With bated breath, we stood back, smiling at their feats and feeding them words of encouragement. Our eyes kept wavering though, looking out for those very same goblins, monsters and vampires, and ready to warn them at the first sight. Our mothers’ hearts kept guard more for their daughters. We knew better, it was not about whether the little ones were a she or he. The boys were equally, if not more vulnerable. The girls, they were warned from all sides, alright.

The world around us had scared us enough and then some more. We were wise enough to heed some warnings and some; we gulped it down with a more than a pinch of salt. We are the ones that were born in a cusp, we wanted more for ours. We tell ourselves to let them go, where they want, with whomsoever they chose or not. Yet, why the pangs of angst, why the catch in the throat, why that pull in the gut? Empty nest it is not, for we are a brood that keeps longing for that day, to go on our personal flight, at our own pace.

Is it that we are scared for them, you ask? We say, nay.

We are petrified,

We will not let them know, though.

We know some dragons have to be faced, fought and won,

For the wings, not to frail and fail…

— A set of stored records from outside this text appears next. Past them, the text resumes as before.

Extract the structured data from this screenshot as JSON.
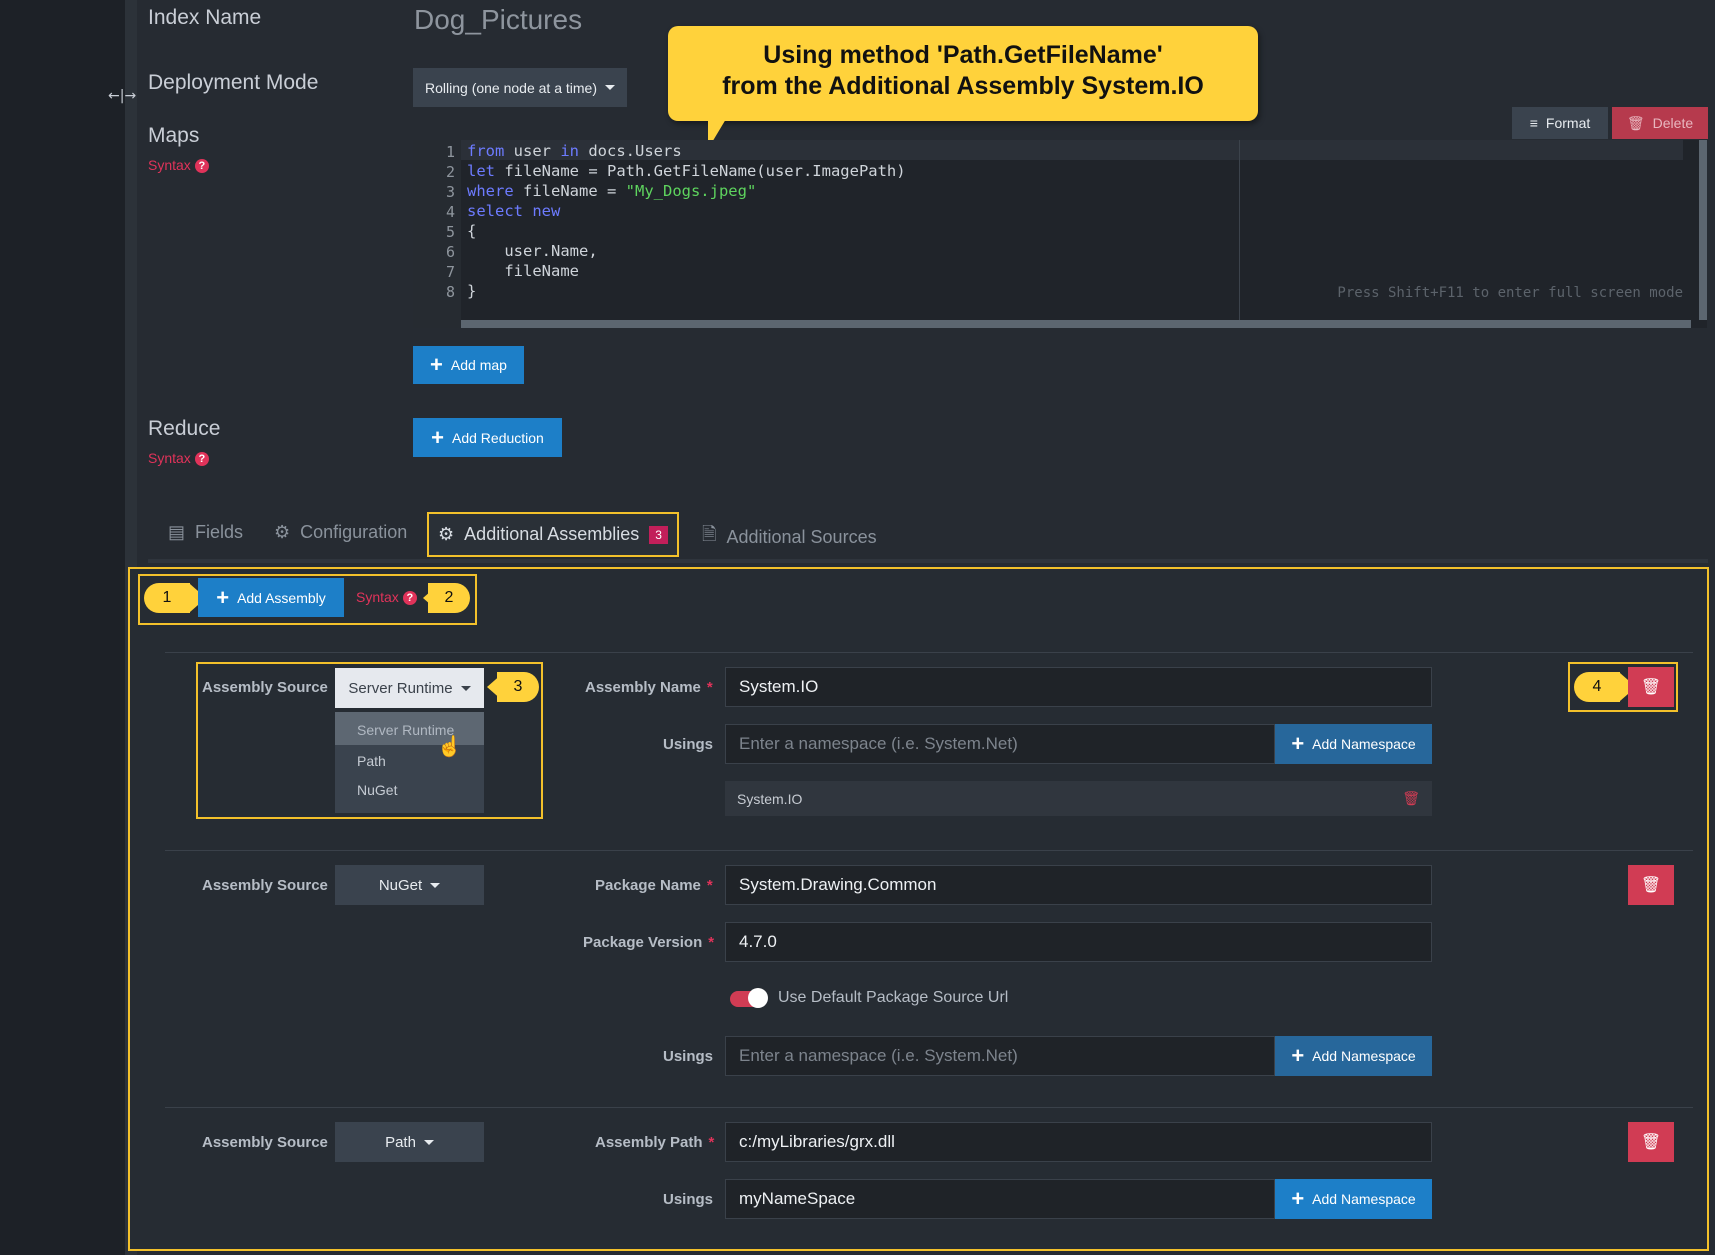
{
  "index": {
    "label": "Index Name",
    "value": "Dog_Pictures"
  },
  "deployment": {
    "label": "Deployment Mode",
    "value": "Rolling (one node at a time)"
  },
  "maps": {
    "label": "Maps",
    "syntax": "Syntax"
  },
  "callout": {
    "line1": "Using method 'Path.GetFileName'",
    "line2": "from the Additional Assembly System.IO"
  },
  "editor": {
    "format": "Format",
    "delete": "Delete",
    "hint": "Press Shift+F11 to enter full screen mode",
    "lines": [
      {
        "n": "1",
        "text": "from user in docs.Users"
      },
      {
        "n": "2",
        "text": "let fileName = Path.GetFileName(user.ImagePath)"
      },
      {
        "n": "3",
        "text": "where fileName = \"My_Dogs.jpeg\""
      },
      {
        "n": "4",
        "text": "select new"
      },
      {
        "n": "5",
        "text": "{"
      },
      {
        "n": "6",
        "text": "    user.Name,"
      },
      {
        "n": "7",
        "text": "    fileName"
      },
      {
        "n": "8",
        "text": "}"
      }
    ]
  },
  "add_map": "Add map",
  "reduce": {
    "label": "Reduce",
    "syntax": "Syntax",
    "button": "Add Reduction"
  },
  "tabs": [
    {
      "label": "Fields",
      "icon": "list-icon"
    },
    {
      "label": "Configuration",
      "icon": "gear-icon"
    },
    {
      "label": "Additional Assemblies",
      "icon": "gears-icon",
      "badge": "3"
    },
    {
      "label": "Additional Sources",
      "icon": "file-icon"
    }
  ],
  "panel": {
    "add_assembly": "Add Assembly",
    "syntax": "Syntax",
    "markers": [
      "1",
      "2",
      "3",
      "4"
    ]
  },
  "assembly1": {
    "source_label": "Assembly Source",
    "source_value": "Server Runtime",
    "dropdown_options": [
      "Server Runtime",
      "Path",
      "NuGet"
    ],
    "name_label": "Assembly Name",
    "name_value": "System.IO",
    "usings_label": "Usings",
    "usings_placeholder": "Enter a namespace (i.e. System.Net)",
    "add_namespace": "Add Namespace",
    "using_item": "System.IO"
  },
  "assembly2": {
    "source_label": "Assembly Source",
    "source_value": "NuGet",
    "package_label": "Package Name",
    "package_value": "System.Drawing.Common",
    "version_label": "Package Version",
    "version_value": "4.7.0",
    "toggle_label": "Use Default Package Source Url",
    "toggle_on": true,
    "usings_label": "Usings",
    "usings_placeholder": "Enter a namespace (i.e. System.Net)",
    "add_namespace": "Add Namespace"
  },
  "assembly3": {
    "source_label": "Assembly Source",
    "source_value": "Path",
    "path_label": "Assembly Path",
    "path_value": "c:/myLibraries/grx.dll",
    "usings_label": "Usings",
    "usings_value": "myNameSpace",
    "add_namespace": "Add Namespace"
  },
  "colors": {
    "accent": "#1d7fc8",
    "danger": "#d13c54",
    "highlight": "#ffd23b"
  }
}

Bindu Manoj dabbles in numbers for a living, dreaming of words all the while. A mother of two, wife to one, sister to four and friend to many, she hoards books by the score. An arm chair traveler who does some real life off roading now and then, she prefers the moves and shakes of jeeps and trucks to the cushy comfort of normal vehicles. Her wandering soul muses at and she reminiscence her reads at